ACTIVITY: Reproduce every entry exactly as shown.

Data about app and page elements:
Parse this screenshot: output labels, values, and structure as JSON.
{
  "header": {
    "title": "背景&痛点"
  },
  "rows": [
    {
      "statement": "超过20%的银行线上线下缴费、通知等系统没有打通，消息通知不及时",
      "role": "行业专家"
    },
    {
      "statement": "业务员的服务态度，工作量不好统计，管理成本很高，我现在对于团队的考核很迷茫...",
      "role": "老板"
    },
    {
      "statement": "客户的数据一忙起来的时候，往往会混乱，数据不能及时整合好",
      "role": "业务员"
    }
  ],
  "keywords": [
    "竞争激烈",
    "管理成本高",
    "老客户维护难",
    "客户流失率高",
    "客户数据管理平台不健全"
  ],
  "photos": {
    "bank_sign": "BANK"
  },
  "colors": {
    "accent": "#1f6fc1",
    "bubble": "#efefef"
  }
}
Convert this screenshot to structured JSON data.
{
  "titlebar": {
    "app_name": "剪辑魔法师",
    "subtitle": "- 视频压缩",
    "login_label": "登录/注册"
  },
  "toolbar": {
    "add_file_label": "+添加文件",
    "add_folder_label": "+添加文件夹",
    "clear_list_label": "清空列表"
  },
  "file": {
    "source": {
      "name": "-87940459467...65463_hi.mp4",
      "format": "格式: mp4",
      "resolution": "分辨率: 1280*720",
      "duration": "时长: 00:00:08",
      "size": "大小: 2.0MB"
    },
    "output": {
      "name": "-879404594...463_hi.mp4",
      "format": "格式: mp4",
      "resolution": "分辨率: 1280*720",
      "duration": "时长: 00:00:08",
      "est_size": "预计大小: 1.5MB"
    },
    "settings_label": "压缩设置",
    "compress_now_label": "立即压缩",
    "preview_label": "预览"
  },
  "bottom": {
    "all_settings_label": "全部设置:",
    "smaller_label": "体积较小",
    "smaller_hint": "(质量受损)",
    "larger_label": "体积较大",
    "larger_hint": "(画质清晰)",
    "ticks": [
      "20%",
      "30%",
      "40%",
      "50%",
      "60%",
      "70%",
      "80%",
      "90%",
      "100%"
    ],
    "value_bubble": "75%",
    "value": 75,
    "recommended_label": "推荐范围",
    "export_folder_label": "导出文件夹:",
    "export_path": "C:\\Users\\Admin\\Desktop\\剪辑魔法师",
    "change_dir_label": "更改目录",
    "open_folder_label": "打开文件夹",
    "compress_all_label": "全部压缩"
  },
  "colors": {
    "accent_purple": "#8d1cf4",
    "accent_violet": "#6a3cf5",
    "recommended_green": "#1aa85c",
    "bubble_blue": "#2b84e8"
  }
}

ANSWER SECTION:
Parse this screenshot: output labels, values, and structure as JSON.
{
  "header": {
    "title": "背景&痛点"
  },
  "rows": [
    {
      "statement": "超过20%的银行线上线下缴费、通知等系统没有打通，消息通知不及时",
      "role": "行业专家"
    },
    {
      "statement": "业务员的服务态度，工作量不好统计，管理成本很高，我现在对于团队的考核很迷茫...",
      "role": "老板"
    },
    {
      "statement": "客户的数据一忙起来的时候，往往会混乱，数据不能及时整合好",
      "role": "业务员"
    }
  ],
  "keywords": [
    "竞争激烈",
    "管理成本高",
    "老客户维护难",
    "客户流失率高",
    "客户数据管理平台不健全"
  ],
  "photos": {
    "bank_sign": "BANK"
  },
  "colors": {
    "accent": "#1f6fc1",
    "bubble": "#efefef"
  }
}
Convert this screenshot to structured JSON data.
{
  "titlebar": {
    "app_name": "剪辑魔法师",
    "subtitle": "- 视频压缩",
    "login_label": "登录/注册"
  },
  "toolbar": {
    "add_file_label": "+添加文件",
    "add_folder_label": "+添加文件夹",
    "clear_list_label": "清空列表"
  },
  "file": {
    "source": {
      "name": "-87940459467...65463_hi.mp4",
      "format": "格式: mp4",
      "resolution": "分辨率: 1280*720",
      "duration": "时长: 00:00:08",
      "size": "大小: 2.0MB"
    },
    "output": {
      "name": "-879404594...463_hi.mp4",
      "format": "格式: mp4",
      "resolution": "分辨率: 1280*720",
      "duration": "时长: 00:00:08",
      "est_size": "预计大小: 1.5MB"
    },
    "settings_label": "压缩设置",
    "compress_now_label": "立即压缩",
    "preview_label": "预览"
  },
  "bottom": {
    "all_settings_label": "全部设置:",
    "smaller_label": "体积较小",
    "smaller_hint": "(质量受损)",
    "larger_label": "体积较大",
    "larger_hint": "(画质清晰)",
    "ticks": [
      "20%",
      "30%",
      "40%",
      "50%",
      "60%",
      "70%",
      "80%",
      "90%",
      "100%"
    ],
    "value_bubble": "75%",
    "value": 75,
    "recommended_label": "推荐范围",
    "export_folder_label": "导出文件夹:",
    "export_path": "C:\\Users\\Admin\\Desktop\\剪辑魔法师",
    "change_dir_label": "更改目录",
    "open_folder_label": "打开文件夹",
    "compress_all_label": "全部压缩"
  },
  "colors": {
    "accent_purple": "#8d1cf4",
    "accent_violet": "#6a3cf5",
    "recommended_green": "#1aa85c",
    "bubble_blue": "#2b84e8"
  }
}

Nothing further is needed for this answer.